Dataset items

•••

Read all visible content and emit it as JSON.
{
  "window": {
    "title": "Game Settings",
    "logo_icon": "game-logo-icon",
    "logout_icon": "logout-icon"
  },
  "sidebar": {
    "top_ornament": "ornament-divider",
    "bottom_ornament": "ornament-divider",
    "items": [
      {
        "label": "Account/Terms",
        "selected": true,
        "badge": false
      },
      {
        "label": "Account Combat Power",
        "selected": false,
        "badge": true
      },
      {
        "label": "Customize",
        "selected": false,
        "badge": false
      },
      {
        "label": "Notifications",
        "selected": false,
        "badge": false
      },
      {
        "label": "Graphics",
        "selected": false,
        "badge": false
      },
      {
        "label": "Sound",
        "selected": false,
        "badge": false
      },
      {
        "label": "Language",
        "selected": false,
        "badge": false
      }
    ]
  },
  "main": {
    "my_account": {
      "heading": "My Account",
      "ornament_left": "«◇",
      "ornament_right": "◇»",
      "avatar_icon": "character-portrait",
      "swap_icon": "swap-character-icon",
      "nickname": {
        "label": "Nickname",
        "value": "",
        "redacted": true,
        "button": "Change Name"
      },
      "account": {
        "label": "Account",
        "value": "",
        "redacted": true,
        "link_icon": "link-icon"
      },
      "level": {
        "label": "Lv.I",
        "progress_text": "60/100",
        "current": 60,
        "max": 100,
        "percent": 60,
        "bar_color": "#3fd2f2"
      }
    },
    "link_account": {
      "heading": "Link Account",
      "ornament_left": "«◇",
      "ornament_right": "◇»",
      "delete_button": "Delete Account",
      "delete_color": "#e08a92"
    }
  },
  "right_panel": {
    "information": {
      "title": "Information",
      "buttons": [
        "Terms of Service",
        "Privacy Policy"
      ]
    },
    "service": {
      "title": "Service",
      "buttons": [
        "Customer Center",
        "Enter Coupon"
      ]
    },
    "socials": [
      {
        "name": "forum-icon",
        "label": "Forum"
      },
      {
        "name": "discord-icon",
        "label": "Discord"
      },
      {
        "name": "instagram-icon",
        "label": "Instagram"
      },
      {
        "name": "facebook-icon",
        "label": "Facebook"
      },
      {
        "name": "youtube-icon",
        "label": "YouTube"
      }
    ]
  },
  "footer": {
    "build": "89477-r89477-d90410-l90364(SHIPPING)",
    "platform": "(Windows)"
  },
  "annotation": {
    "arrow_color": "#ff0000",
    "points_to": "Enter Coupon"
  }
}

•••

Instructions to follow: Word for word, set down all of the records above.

Problem solution:
Read all visible content and emit it as JSON.
{
  "window": {
    "title": "Game Settings",
    "logo_icon": "game-logo-icon",
    "logout_icon": "logout-icon"
  },
  "sidebar": {
    "top_ornament": "ornament-divider",
    "bottom_ornament": "ornament-divider",
    "items": [
      {
        "label": "Account/Terms",
        "selected": true,
        "badge": false
      },
      {
        "label": "Account Combat Power",
        "selected": false,
        "badge": true
      },
      {
        "label": "Customize",
        "selected": false,
        "badge": false
      },
      {
        "label": "Notifications",
        "selected": false,
        "badge": false
      },
      {
        "label": "Graphics",
        "selected": false,
        "badge": false
      },
      {
        "label": "Sound",
        "selected": false,
        "badge": false
      },
      {
        "label": "Language",
        "selected": false,
        "badge": false
      }
    ]
  },
  "main": {
    "my_account": {
      "heading": "My Account",
      "ornament_left": "«◇",
      "ornament_right": "◇»",
      "avatar_icon": "character-portrait",
      "swap_icon": "swap-character-icon",
      "nickname": {
        "label": "Nickname",
        "value": "",
        "redacted": true,
        "button": "Change Name"
      },
      "account": {
        "label": "Account",
        "value": "",
        "redacted": true,
        "link_icon": "link-icon"
      },
      "level": {
        "label": "Lv.I",
        "progress_text": "60/100",
        "current": 60,
        "max": 100,
        "percent": 60,
        "bar_color": "#3fd2f2"
      }
    },
    "link_account": {
      "heading": "Link Account",
      "ornament_left": "«◇",
      "ornament_right": "◇»",
      "delete_button": "Delete Account",
      "delete_color": "#e08a92"
    }
  },
  "right_panel": {
    "information": {
      "title": "Information",
      "buttons": [
        "Terms of Service",
        "Privacy Policy"
      ]
    },
    "service": {
      "title": "Service",
      "buttons": [
        "Customer Center",
        "Enter Coupon"
      ]
    },
    "socials": [
      {
        "name": "forum-icon",
        "label": "Forum"
      },
      {
        "name": "discord-icon",
        "label": "Discord"
      },
      {
        "name": "instagram-icon",
        "label": "Instagram"
      },
      {
        "name": "facebook-icon",
        "label": "Facebook"
      },
      {
        "name": "youtube-icon",
        "label": "YouTube"
      }
    ]
  },
  "footer": {
    "build": "89477-r89477-d90410-l90364(SHIPPING)",
    "platform": "(Windows)"
  },
  "annotation": {
    "arrow_color": "#ff0000",
    "points_to": "Enter Coupon"
  }
}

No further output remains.